Recently, I’ve touched base on the different types of adoptions nationally.


But what if you wanted to adopt a beautiful child from another country. Would the process still be the same? 


Unfortunately, it’s quite different. 


Let’s see how.

What Does the International Adoption Process 

In California, if you’re thinking about pursuing an intercountry adoption here’s what you can expect the process to look like:

  • Choose a country you want to adopt from. 
  • Pick a California international adoption agency.
    1. Apply to be eligible to adopt-Before you can adopt overseas in California, the U.S. Citizenship and Immigration Services must give their approval. 
    2. Wait for an adoption opportunity-Once both the United States and the country you wish to adopt from deems you eligible, you’ll wait for an adoption opportunity. 
  • Apply for the child’s adoption eligibility. 
  1. Receive your child’s immigrant visa. When you travel to adopt your child, you’ll receive one of the following types of immigrant visas:
  • The IH-3 (Hague) or IR-3 (non-Hague) visa. 
  • The IH-4 or IR-4 visa. 

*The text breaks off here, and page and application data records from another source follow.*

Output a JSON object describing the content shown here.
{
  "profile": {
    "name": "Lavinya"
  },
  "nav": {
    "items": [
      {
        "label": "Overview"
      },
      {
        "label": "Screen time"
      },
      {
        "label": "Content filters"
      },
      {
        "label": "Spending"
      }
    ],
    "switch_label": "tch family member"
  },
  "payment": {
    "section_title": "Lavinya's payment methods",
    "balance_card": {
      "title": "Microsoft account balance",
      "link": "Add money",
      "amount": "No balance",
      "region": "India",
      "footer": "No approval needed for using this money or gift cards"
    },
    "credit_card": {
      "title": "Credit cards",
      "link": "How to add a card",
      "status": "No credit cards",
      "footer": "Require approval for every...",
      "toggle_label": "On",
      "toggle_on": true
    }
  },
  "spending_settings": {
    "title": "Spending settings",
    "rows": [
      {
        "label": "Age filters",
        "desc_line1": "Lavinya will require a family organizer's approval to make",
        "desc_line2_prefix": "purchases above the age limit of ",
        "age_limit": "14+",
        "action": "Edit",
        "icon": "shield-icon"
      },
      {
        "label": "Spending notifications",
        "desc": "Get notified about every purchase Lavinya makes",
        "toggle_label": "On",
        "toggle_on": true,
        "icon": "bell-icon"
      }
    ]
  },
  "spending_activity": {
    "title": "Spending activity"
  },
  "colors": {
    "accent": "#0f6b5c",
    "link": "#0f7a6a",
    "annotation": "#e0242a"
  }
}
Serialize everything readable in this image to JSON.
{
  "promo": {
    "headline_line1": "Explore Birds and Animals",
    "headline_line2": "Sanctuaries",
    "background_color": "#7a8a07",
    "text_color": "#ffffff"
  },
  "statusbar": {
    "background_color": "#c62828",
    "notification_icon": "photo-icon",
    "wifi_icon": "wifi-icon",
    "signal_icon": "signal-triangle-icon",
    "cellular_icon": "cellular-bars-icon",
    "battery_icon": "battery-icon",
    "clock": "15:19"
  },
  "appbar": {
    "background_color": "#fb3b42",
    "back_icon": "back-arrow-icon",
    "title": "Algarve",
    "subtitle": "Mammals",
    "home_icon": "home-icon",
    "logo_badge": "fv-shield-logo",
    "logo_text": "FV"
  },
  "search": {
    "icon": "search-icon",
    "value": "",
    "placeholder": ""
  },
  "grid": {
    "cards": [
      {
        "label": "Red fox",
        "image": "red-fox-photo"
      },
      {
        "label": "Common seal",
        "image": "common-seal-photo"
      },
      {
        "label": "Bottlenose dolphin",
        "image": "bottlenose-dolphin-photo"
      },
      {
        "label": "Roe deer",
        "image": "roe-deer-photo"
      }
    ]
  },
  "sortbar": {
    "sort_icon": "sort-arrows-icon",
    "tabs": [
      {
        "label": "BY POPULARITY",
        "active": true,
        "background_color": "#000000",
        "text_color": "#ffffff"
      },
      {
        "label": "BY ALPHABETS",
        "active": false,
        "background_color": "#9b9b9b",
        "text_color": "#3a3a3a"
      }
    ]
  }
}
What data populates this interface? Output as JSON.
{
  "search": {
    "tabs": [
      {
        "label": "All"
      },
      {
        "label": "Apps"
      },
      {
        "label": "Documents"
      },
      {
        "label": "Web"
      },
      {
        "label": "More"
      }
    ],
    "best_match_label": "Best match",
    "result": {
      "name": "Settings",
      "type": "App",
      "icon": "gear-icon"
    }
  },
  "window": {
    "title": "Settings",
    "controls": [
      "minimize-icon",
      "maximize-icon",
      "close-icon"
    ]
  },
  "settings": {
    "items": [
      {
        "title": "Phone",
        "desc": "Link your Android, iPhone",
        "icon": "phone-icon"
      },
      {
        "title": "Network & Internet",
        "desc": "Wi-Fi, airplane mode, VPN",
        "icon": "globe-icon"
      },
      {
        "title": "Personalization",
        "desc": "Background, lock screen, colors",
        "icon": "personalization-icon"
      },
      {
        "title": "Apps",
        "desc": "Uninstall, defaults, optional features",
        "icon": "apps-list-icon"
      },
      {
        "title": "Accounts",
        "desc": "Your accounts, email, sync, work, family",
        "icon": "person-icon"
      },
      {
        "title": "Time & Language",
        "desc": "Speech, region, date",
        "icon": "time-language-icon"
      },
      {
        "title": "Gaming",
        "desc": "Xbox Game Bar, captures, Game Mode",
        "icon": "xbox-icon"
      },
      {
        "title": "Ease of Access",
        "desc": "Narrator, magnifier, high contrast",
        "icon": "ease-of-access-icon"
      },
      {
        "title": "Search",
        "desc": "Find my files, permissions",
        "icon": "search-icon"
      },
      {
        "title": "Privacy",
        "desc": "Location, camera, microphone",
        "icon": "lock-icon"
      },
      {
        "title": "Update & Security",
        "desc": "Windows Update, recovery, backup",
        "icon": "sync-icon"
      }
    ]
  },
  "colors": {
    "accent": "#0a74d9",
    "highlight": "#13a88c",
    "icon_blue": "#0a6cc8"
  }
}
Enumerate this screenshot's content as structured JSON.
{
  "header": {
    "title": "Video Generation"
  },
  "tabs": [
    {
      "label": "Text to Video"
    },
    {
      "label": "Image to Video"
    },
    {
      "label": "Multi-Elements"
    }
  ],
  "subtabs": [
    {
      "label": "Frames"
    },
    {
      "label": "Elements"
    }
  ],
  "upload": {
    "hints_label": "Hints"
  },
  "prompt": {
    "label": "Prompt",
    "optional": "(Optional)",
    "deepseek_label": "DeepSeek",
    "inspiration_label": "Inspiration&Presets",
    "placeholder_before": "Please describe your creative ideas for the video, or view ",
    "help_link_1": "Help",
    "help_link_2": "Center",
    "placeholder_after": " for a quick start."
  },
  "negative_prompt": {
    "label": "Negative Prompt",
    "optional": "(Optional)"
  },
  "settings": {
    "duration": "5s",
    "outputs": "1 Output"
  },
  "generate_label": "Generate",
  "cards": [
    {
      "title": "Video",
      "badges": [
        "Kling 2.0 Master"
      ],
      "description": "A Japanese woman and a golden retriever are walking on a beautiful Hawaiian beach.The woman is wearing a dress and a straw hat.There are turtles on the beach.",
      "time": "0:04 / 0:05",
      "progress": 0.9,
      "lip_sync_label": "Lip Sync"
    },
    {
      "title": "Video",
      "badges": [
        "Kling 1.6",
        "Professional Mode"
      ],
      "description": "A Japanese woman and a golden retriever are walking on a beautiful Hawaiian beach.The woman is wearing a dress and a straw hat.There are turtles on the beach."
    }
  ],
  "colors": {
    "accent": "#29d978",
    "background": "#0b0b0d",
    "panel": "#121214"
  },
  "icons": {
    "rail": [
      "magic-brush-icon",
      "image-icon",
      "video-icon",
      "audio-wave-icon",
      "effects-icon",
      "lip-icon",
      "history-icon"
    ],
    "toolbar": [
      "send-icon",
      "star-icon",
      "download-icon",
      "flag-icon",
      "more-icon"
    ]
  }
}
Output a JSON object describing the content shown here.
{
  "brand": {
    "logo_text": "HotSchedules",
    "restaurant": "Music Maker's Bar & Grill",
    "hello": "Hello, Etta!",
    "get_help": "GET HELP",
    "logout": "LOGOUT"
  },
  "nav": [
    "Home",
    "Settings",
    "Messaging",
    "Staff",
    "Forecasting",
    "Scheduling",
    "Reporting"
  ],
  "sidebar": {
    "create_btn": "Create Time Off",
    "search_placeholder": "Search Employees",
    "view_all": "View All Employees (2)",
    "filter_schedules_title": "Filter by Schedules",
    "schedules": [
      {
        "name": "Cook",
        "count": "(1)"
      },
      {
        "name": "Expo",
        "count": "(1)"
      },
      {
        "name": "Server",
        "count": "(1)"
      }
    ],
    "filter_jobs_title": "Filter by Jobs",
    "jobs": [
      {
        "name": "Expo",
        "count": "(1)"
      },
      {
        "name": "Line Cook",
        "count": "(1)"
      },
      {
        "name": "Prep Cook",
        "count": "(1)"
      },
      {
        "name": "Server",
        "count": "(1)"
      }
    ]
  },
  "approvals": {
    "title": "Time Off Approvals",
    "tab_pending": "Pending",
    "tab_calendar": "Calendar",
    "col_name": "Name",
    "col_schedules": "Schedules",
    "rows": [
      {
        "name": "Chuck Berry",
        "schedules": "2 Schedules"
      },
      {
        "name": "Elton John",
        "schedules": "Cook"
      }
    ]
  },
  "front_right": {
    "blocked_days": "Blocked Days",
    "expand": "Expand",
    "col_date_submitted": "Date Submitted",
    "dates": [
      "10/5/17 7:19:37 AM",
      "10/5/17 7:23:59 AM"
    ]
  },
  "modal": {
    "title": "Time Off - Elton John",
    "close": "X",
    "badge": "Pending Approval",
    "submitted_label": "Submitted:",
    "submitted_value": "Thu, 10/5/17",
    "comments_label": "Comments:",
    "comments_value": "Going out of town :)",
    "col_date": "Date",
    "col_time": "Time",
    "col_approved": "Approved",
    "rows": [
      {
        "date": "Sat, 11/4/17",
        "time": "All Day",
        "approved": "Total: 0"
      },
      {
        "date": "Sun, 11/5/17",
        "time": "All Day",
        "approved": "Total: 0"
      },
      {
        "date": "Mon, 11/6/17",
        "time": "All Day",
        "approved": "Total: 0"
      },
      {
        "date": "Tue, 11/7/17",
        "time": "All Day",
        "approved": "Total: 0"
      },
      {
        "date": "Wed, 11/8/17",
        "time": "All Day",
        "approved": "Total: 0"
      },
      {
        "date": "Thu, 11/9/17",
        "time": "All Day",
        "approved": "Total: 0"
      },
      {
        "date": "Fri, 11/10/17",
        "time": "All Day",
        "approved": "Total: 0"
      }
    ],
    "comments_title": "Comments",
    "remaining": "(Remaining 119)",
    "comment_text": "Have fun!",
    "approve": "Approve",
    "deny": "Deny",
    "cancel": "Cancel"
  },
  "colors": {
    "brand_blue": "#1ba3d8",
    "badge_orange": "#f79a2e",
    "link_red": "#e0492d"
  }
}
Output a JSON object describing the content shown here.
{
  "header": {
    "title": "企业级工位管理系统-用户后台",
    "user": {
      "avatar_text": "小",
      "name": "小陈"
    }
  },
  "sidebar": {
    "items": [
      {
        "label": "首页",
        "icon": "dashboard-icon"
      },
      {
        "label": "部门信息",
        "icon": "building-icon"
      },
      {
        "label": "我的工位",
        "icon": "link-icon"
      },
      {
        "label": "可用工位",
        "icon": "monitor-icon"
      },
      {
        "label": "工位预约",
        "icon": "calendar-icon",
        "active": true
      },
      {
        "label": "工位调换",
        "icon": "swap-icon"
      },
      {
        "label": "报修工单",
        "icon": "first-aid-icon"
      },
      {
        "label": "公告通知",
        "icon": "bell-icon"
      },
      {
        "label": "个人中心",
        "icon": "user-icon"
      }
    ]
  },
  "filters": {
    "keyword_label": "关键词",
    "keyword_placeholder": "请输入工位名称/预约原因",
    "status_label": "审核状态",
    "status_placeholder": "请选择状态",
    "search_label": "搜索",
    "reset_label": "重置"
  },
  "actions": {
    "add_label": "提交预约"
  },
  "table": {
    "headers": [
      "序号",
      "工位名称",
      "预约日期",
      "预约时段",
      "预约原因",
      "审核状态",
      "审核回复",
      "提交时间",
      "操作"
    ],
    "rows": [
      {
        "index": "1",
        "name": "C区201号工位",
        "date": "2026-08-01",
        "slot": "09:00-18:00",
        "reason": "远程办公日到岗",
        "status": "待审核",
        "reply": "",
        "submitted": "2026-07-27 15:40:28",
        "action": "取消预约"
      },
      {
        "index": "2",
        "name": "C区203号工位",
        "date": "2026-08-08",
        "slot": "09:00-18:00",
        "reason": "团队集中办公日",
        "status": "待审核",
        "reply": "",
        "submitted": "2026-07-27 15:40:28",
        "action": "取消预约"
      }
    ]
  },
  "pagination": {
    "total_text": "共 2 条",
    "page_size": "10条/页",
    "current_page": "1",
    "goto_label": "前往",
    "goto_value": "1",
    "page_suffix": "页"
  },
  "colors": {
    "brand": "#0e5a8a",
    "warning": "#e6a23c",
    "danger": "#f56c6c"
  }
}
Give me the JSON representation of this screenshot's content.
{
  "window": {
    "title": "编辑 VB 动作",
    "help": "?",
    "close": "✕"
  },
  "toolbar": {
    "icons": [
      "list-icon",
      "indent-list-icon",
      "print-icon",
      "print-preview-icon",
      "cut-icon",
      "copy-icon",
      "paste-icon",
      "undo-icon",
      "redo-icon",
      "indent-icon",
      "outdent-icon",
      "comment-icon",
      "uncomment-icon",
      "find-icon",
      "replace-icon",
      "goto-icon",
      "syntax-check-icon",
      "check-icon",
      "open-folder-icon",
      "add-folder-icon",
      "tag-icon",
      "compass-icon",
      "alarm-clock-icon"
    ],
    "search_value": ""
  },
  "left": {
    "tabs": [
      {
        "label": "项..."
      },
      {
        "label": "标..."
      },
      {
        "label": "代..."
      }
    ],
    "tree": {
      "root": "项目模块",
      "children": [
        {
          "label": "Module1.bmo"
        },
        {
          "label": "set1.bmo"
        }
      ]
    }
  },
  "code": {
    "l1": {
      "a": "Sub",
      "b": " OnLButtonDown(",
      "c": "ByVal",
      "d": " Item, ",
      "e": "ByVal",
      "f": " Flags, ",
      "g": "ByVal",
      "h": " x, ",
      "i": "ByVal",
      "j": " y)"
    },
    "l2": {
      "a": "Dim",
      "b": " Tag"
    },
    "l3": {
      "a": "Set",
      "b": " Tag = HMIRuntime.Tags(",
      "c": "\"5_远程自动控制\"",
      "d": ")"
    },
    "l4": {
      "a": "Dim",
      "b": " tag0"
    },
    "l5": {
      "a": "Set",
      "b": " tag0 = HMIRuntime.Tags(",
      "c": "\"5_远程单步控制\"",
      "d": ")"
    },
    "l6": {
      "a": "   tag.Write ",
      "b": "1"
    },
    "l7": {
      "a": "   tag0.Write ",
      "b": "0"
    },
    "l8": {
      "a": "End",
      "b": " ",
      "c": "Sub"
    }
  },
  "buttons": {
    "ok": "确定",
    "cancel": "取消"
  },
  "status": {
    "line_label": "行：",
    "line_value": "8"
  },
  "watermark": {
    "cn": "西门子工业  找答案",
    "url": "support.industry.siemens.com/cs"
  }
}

When there’s a foreign adoption, it’s always important to complete a re-adoption in the United States. Why?

Because it helps to ensure he/she gets the same legal rights as a U.S. citizen.

***It’s very important to note that as of January 1, 2020, under California Family Code (FC) 8919, ALL state residents who did an intercountry adoption in a foreign country are required to file a petition to readopt the child in a California court within 60 days of the child’s entry into the United States or prior to the child’s 16th birthday.***

What Are the Pros and Cons of an Intercountry Adoption?

As with any major adoption decision, there’s always some pros and cons. An intercountry adoption is a bit more complex. Here’s a few things to take into consideration:


  • More children available to adopt-both boys and girls, infants and older, healthy and special needs.
  • Parents and children are matched by either your adoption agency, the country’s adoption committee, or during an in-country visit.
  • You’ll know how long it will be before you have your child in your arms.
  • Birthmother will not change her mind. 
  • You’ll know more or less what the costs will be before you ever begin the process. 


  • You’ll (probably) have to travel to another country.
  • Cost is a lot higher.
  • You won’t get a newborn infant.
  • Child’s background and family medical history may be unknown. 
  • If a child was in an orphanage, they may have some developmental delays and other problems.
  • Birthmother may have received poor or no prenatal care.
  • You may not be able to trace the child’s birth parents.
  • There’s an excessive amount of paperwork and the process is longer.

If you’re interested in intercountry adoption in California, you’ll definitely want someone who is skilled in completing adoptions in the country you wish to adopt from. 

Here’s a few international adoption agencies in California to help you.